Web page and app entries
┌────────

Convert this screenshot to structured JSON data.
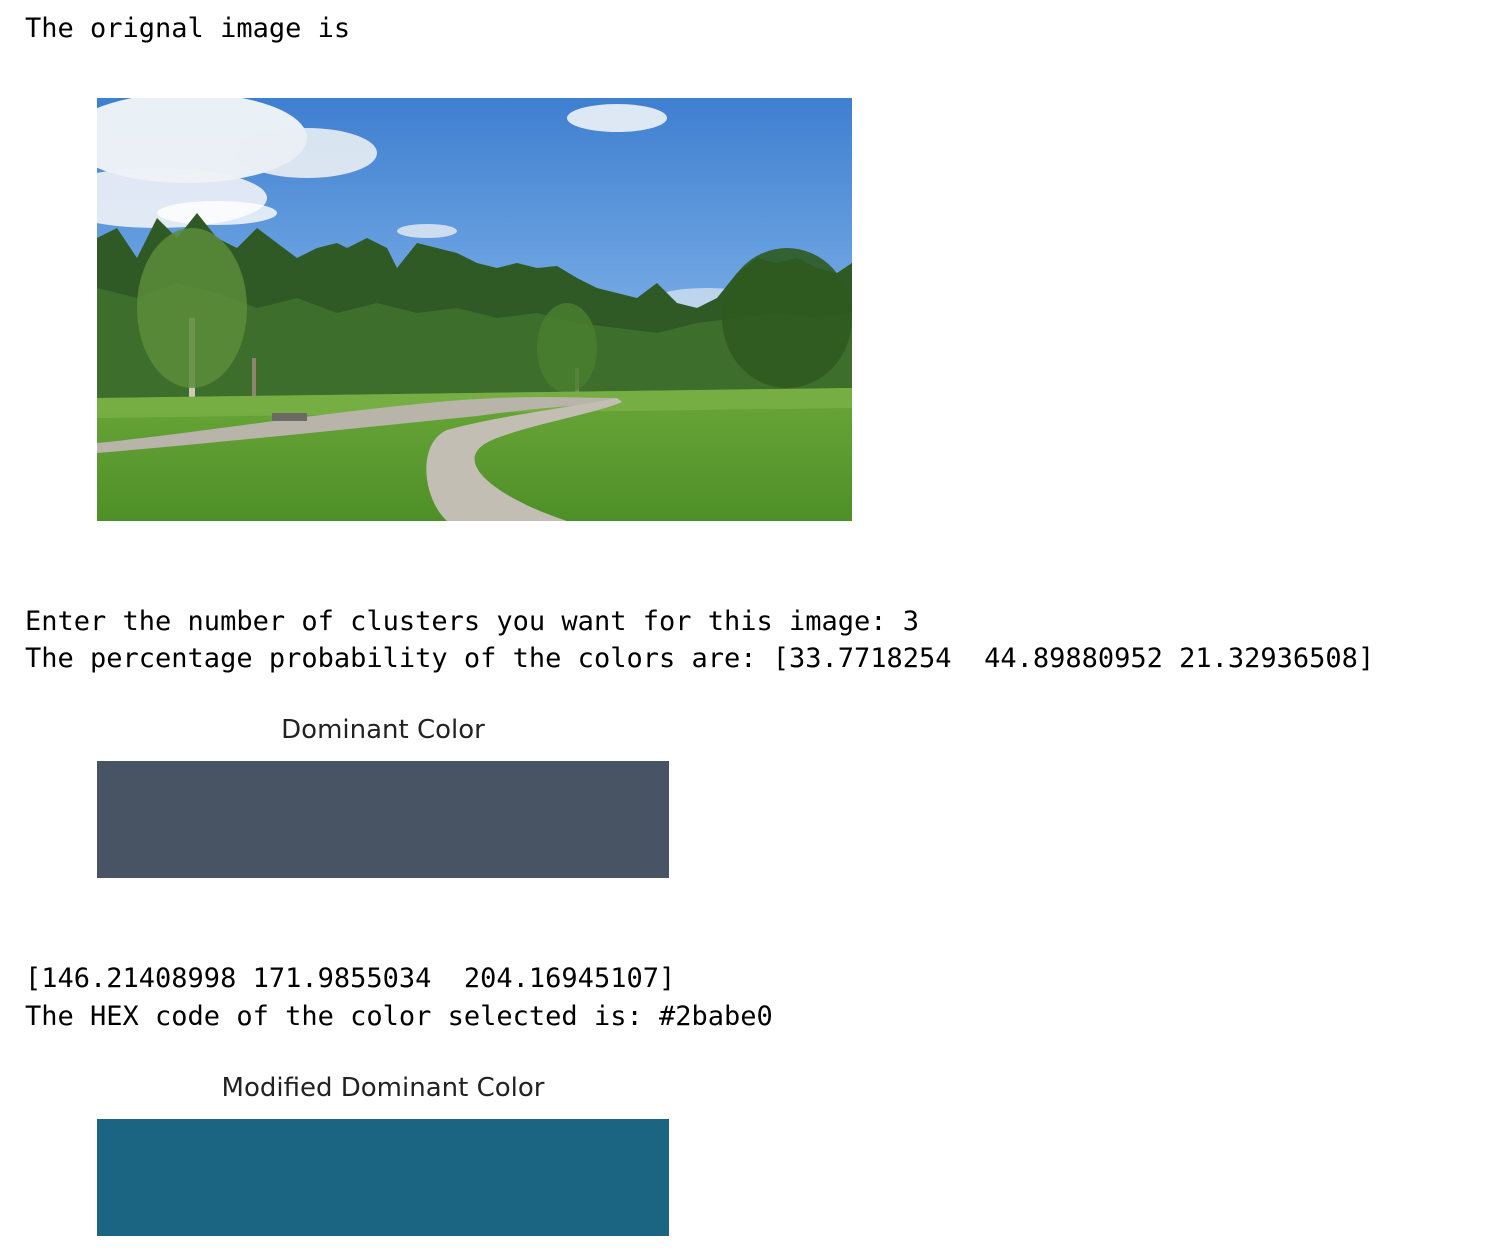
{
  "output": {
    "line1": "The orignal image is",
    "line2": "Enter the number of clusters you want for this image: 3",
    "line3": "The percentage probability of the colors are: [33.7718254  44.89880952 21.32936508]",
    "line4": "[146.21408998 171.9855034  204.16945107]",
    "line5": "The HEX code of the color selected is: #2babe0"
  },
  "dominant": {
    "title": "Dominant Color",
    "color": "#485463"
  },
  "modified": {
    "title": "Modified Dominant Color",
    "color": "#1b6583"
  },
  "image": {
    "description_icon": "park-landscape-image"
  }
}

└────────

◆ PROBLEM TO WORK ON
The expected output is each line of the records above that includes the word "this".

◆ RESULT OF THE EXERCISE
Convert this screenshot to structured JSON data.
    "line2": "Enter the number of clusters you want for this image: 3",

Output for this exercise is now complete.